I have ridden more miles than you, likely.
I have ridden more crazy rides than you, likely.
I have ridden more hidden roads in Tochigi Prefecture than you, certainly.
And I can tell you this: The leg from Furumine Shrine to the bottom of the climb up to Ashio is one of the most exhilarating, challenging, beautiful, gut-wrenching, spectacular pieces of bicycling I have ever done in my life or ever hope to do, and all of that before the third major pass of the day had even begun, a climb that put everything before into the deepest shade.
At the bottom the road does what such roads always do, which is go again up, this time the final climb to the pass at Kasuo. For a mile I climbed, slowly, out of the saddle, on a grade with only a few gradual turns until the road became so steep that the switchbacks began, and at the first switchback there was a sign with a number: Curve No. 1.
What would you think when you saw that? Well of course you would wonder, “How many more?” and I can tell you now without spoiling it because the chance you will ever ride this road is zero, the number of numbered switchbacks to the top is 38 … but that’s not really true because there are an equal number of turns that are simply not numbered.
These numbers reminded me of the lettered curves up the fabled Irohazaka climb, which pales in comparison to this monster. At the top the only thing that awaited was silence; this high up it was dead winter with the door ajar just so to let in the rays and tendrils of spring, here a chickadee calling, there a woodpecker hammering on the early feast. In addition to winter and exhaustion, the queen descent awaited, as poor a road with as treacherous a surface as you could wish on your poor 25mm tires, pot holes, stones, gravel, sand, speckling, off-camber switchbacks, collapsed guardrails, and another 30 hairpins to the bottom for ten very long kilometers.
What should I more say than that the road spread out at the bottom into another untrafficked, perfectly paved highway with a howling tailwind and a gradual 10-km climb to the tunnel that dropped you down into Nikko? The day was mostly spent, my legs were wholly shot, and the final 45 km though downhill came with a stiff, in-your-face headwind.
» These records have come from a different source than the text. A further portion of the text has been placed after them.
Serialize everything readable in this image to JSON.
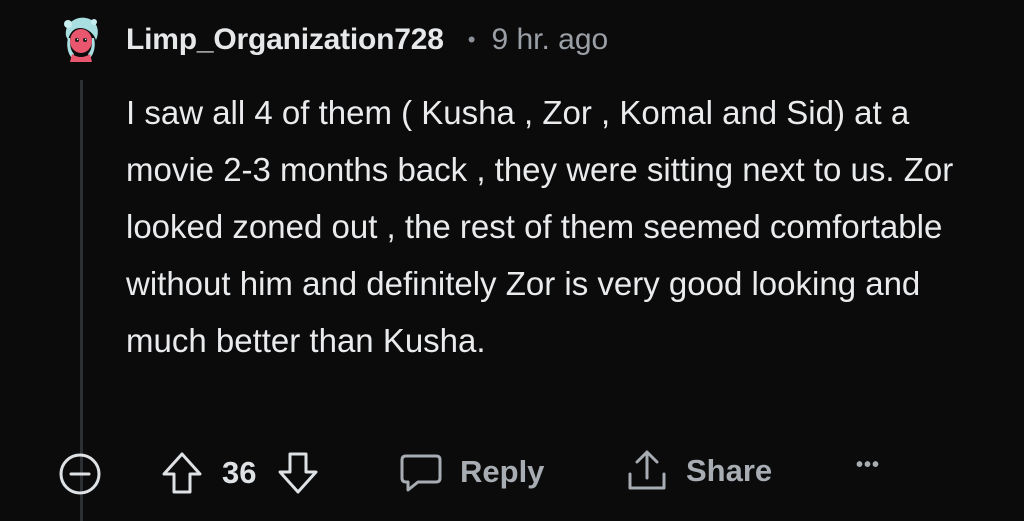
{
  "comment": {
    "author": "Limp_Organization728",
    "separator": "•",
    "timestamp": "9 hr. ago",
    "body": "I saw all 4 of them ( Kusha , Zor , Komal and Sid) at a movie 2-3 months back , they were sitting next to us. Zor looked zoned out , the rest of them seemed comfortable without him and definitely Zor is very good looking and much better than Kusha."
  },
  "actions": {
    "vote_count": "36",
    "reply_label": "Reply",
    "share_label": "Share",
    "more_label": "•••"
  },
  "icons": {
    "collapse": "minus-circle-icon",
    "upvote": "arrow-up-icon",
    "downvote": "arrow-down-icon",
    "reply": "speech-bubble-icon",
    "share": "share-icon",
    "more": "more-dots-icon"
  },
  "colors": {
    "background": "#0b0b0c",
    "text": "#e6e8ea",
    "muted": "#9aa0a6",
    "avatar_accent": "#e8576e",
    "avatar_hair": "#a9dfe0"
  }
}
From start to finish it took 8.5 hours, including well over an hour at the noodle shop and at the convenience store before the tunnel.
In those hours I relived the things I have lived before, memories soldered to new experiences which, at day’s end, had become memories themselves, memories to be written down here and shortly thereafter, except in fragments, to be forgotten, forever.